**THE TASK:** Identify and pull out each line of the entries in which "icon" occurs.

**DATA:**

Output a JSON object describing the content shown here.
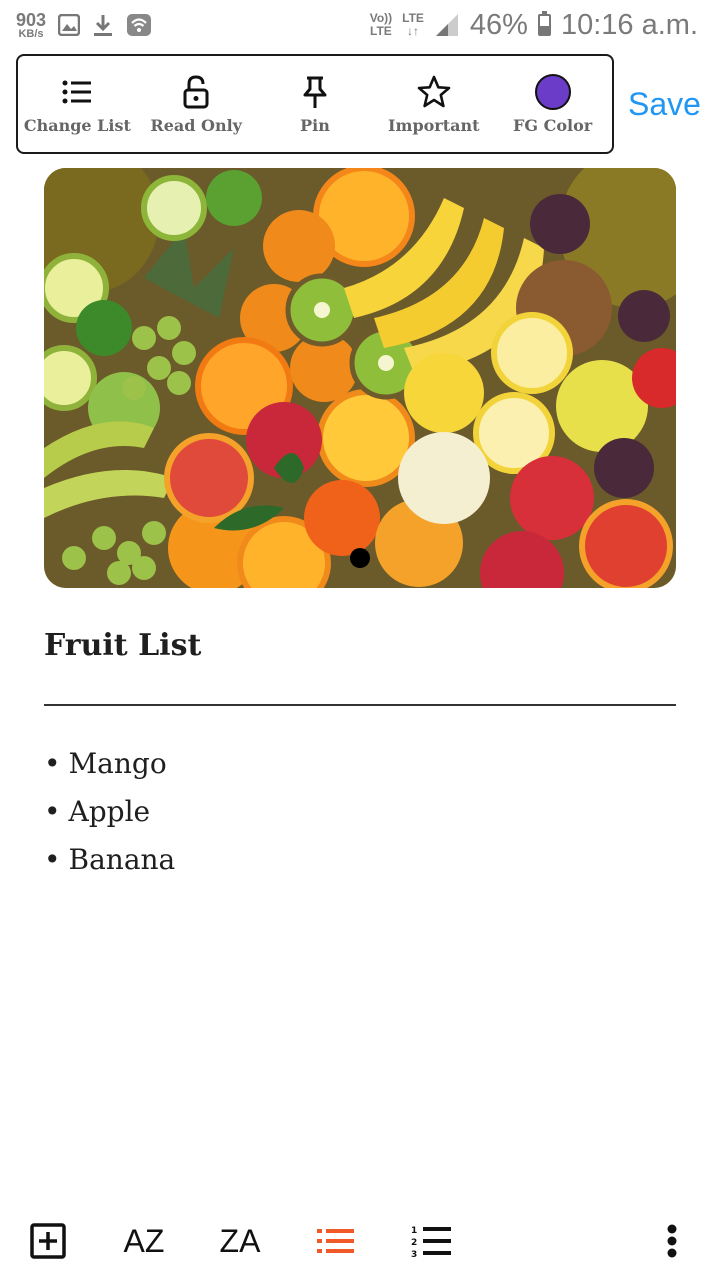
{
  "status_bar": {
    "net_speed": "903",
    "net_unit": "KB/s",
    "volte_label": "Vo))",
    "volte_sub": "LTE",
    "lte_label": "LTE",
    "lte_arrows": "↓↑",
    "battery_percent": "46%",
    "battery_level": 0.46,
    "time": "10:16 a.m."
  },
  "toolbar": {
    "items": [
      {
        "label": "Change List",
        "icon": "list-icon"
      },
      {
        "label": "Read Only",
        "icon": "unlock-icon"
      },
      {
        "label": "Pin",
        "icon": "pin-icon"
      },
      {
        "label": "Important",
        "icon": "star-icon"
      },
      {
        "label": "FG Color",
        "icon": "color-swatch"
      }
    ],
    "fg_color": "#6a3cc8",
    "save_label": "Save",
    "save_color": "#2196f3"
  },
  "note": {
    "title": "Fruit List",
    "items": [
      "Mango",
      "Apple",
      "Banana"
    ],
    "bullet": "•"
  },
  "bottom_bar": {
    "az_label": "AZ",
    "za_label": "ZA",
    "accent_color": "#f05a28"
  }
}
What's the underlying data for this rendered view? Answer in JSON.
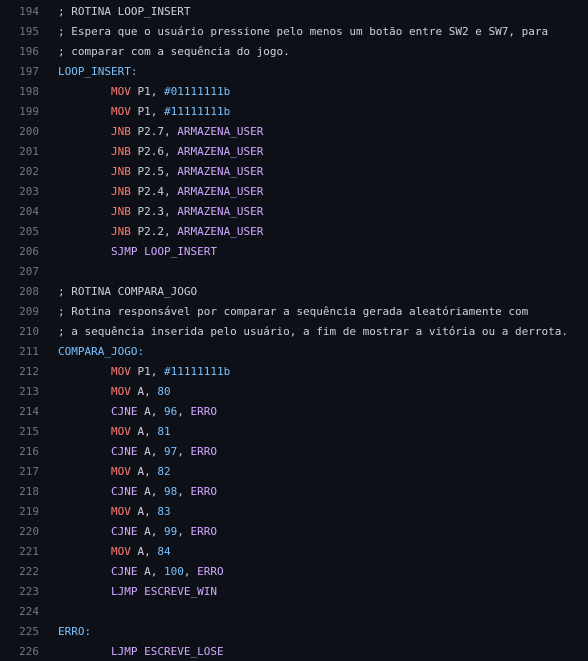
{
  "colors": {
    "background": "#0d1117",
    "line_number": "#6e7681",
    "text": "#c9d1d9",
    "label": "#79c0ff",
    "mnemonic_red": "#ff7b72",
    "mnemonic_purple": "#d2a8ff",
    "number": "#79c0ff"
  },
  "lines": [
    {
      "n": "194",
      "tokens": [
        {
          "t": "; ROTINA LOOP_INSERT",
          "c": "comment"
        }
      ]
    },
    {
      "n": "195",
      "tokens": [
        {
          "t": "; Espera que o usuário pressione pelo menos um botão entre SW2 e SW7, para",
          "c": "comment"
        }
      ]
    },
    {
      "n": "196",
      "tokens": [
        {
          "t": "; comparar com a sequência do jogo.",
          "c": "comment"
        }
      ]
    },
    {
      "n": "197",
      "tokens": [
        {
          "t": "LOOP_INSERT:",
          "c": "label"
        }
      ]
    },
    {
      "n": "198",
      "indent": true,
      "tokens": [
        {
          "t": "MOV",
          "c": "red"
        },
        {
          "t": " P1, ",
          "c": "plain"
        },
        {
          "t": "#01111111b",
          "c": "blue"
        }
      ]
    },
    {
      "n": "199",
      "indent": true,
      "tokens": [
        {
          "t": "MOV",
          "c": "red"
        },
        {
          "t": " P1, ",
          "c": "plain"
        },
        {
          "t": "#11111111b",
          "c": "blue"
        }
      ]
    },
    {
      "n": "200",
      "indent": true,
      "tokens": [
        {
          "t": "JNB",
          "c": "red"
        },
        {
          "t": " P2.7, ",
          "c": "plain"
        },
        {
          "t": "ARMAZENA_USER",
          "c": "purple"
        }
      ]
    },
    {
      "n": "201",
      "indent": true,
      "tokens": [
        {
          "t": "JNB",
          "c": "red"
        },
        {
          "t": " P2.6, ",
          "c": "plain"
        },
        {
          "t": "ARMAZENA_USER",
          "c": "purple"
        }
      ]
    },
    {
      "n": "202",
      "indent": true,
      "tokens": [
        {
          "t": "JNB",
          "c": "red"
        },
        {
          "t": " P2.5, ",
          "c": "plain"
        },
        {
          "t": "ARMAZENA_USER",
          "c": "purple"
        }
      ]
    },
    {
      "n": "203",
      "indent": true,
      "tokens": [
        {
          "t": "JNB",
          "c": "red"
        },
        {
          "t": " P2.4, ",
          "c": "plain"
        },
        {
          "t": "ARMAZENA_USER",
          "c": "purple"
        }
      ]
    },
    {
      "n": "204",
      "indent": true,
      "tokens": [
        {
          "t": "JNB",
          "c": "red"
        },
        {
          "t": " P2.3, ",
          "c": "plain"
        },
        {
          "t": "ARMAZENA_USER",
          "c": "purple"
        }
      ]
    },
    {
      "n": "205",
      "indent": true,
      "tokens": [
        {
          "t": "JNB",
          "c": "red"
        },
        {
          "t": " P2.2, ",
          "c": "plain"
        },
        {
          "t": "ARMAZENA_USER",
          "c": "purple"
        }
      ]
    },
    {
      "n": "206",
      "indent": true,
      "tokens": [
        {
          "t": "SJMP LOOP_INSERT",
          "c": "purple"
        }
      ]
    },
    {
      "n": "207",
      "tokens": []
    },
    {
      "n": "208",
      "tokens": [
        {
          "t": "; ROTINA COMPARA_JOGO",
          "c": "comment"
        }
      ]
    },
    {
      "n": "209",
      "tokens": [
        {
          "t": "; Rotina responsável por comparar a sequência gerada aleatóriamente com",
          "c": "comment"
        }
      ]
    },
    {
      "n": "210",
      "tokens": [
        {
          "t": "; a sequência inserida pelo usuário, a fim de mostrar a vitória ou a derrota.",
          "c": "comment"
        }
      ]
    },
    {
      "n": "211",
      "tokens": [
        {
          "t": "COMPARA_JOGO:",
          "c": "label"
        }
      ]
    },
    {
      "n": "212",
      "indent": true,
      "tokens": [
        {
          "t": "MOV",
          "c": "red"
        },
        {
          "t": " P1, ",
          "c": "plain"
        },
        {
          "t": "#11111111b",
          "c": "blue"
        }
      ]
    },
    {
      "n": "213",
      "indent": true,
      "tokens": [
        {
          "t": "MOV",
          "c": "red"
        },
        {
          "t": " A, ",
          "c": "plain"
        },
        {
          "t": "80",
          "c": "blue"
        }
      ]
    },
    {
      "n": "214",
      "indent": true,
      "tokens": [
        {
          "t": "CJNE",
          "c": "purple"
        },
        {
          "t": " A, ",
          "c": "plain"
        },
        {
          "t": "96",
          "c": "blue"
        },
        {
          "t": ", ",
          "c": "plain"
        },
        {
          "t": "ERRO",
          "c": "purple"
        }
      ]
    },
    {
      "n": "215",
      "indent": true,
      "tokens": [
        {
          "t": "MOV",
          "c": "red"
        },
        {
          "t": " A, ",
          "c": "plain"
        },
        {
          "t": "81",
          "c": "blue"
        }
      ]
    },
    {
      "n": "216",
      "indent": true,
      "tokens": [
        {
          "t": "CJNE",
          "c": "purple"
        },
        {
          "t": " A, ",
          "c": "plain"
        },
        {
          "t": "97",
          "c": "blue"
        },
        {
          "t": ", ",
          "c": "plain"
        },
        {
          "t": "ERRO",
          "c": "purple"
        }
      ]
    },
    {
      "n": "217",
      "indent": true,
      "tokens": [
        {
          "t": "MOV",
          "c": "red"
        },
        {
          "t": " A, ",
          "c": "plain"
        },
        {
          "t": "82",
          "c": "blue"
        }
      ]
    },
    {
      "n": "218",
      "indent": true,
      "tokens": [
        {
          "t": "CJNE",
          "c": "purple"
        },
        {
          "t": " A, ",
          "c": "plain"
        },
        {
          "t": "98",
          "c": "blue"
        },
        {
          "t": ", ",
          "c": "plain"
        },
        {
          "t": "ERRO",
          "c": "purple"
        }
      ]
    },
    {
      "n": "219",
      "indent": true,
      "tokens": [
        {
          "t": "MOV",
          "c": "red"
        },
        {
          "t": " A, ",
          "c": "plain"
        },
        {
          "t": "83",
          "c": "blue"
        }
      ]
    },
    {
      "n": "220",
      "indent": true,
      "tokens": [
        {
          "t": "CJNE",
          "c": "purple"
        },
        {
          "t": " A, ",
          "c": "plain"
        },
        {
          "t": "99",
          "c": "blue"
        },
        {
          "t": ", ",
          "c": "plain"
        },
        {
          "t": "ERRO",
          "c": "purple"
        }
      ]
    },
    {
      "n": "221",
      "indent": true,
      "tokens": [
        {
          "t": "MOV",
          "c": "red"
        },
        {
          "t": " A, ",
          "c": "plain"
        },
        {
          "t": "84",
          "c": "blue"
        }
      ]
    },
    {
      "n": "222",
      "indent": true,
      "tokens": [
        {
          "t": "CJNE",
          "c": "purple"
        },
        {
          "t": " A, ",
          "c": "plain"
        },
        {
          "t": "100",
          "c": "blue"
        },
        {
          "t": ", ",
          "c": "plain"
        },
        {
          "t": "ERRO",
          "c": "purple"
        }
      ]
    },
    {
      "n": "223",
      "indent": true,
      "tokens": [
        {
          "t": "LJMP ESCREVE_WIN",
          "c": "purple"
        }
      ]
    },
    {
      "n": "224",
      "tokens": []
    },
    {
      "n": "225",
      "tokens": [
        {
          "t": "ERRO:",
          "c": "label"
        }
      ]
    },
    {
      "n": "226",
      "indent": true,
      "tokens": [
        {
          "t": "LJMP ESCREVE_LOSE",
          "c": "purple"
        }
      ]
    }
  ]
}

**EXERCISE ANSWER:**
        "icon": "list-icon"
        "icon": "unlock-icon"
        "icon": "pin-icon"
        "icon": "star-icon"
        "icon": "color-swatch"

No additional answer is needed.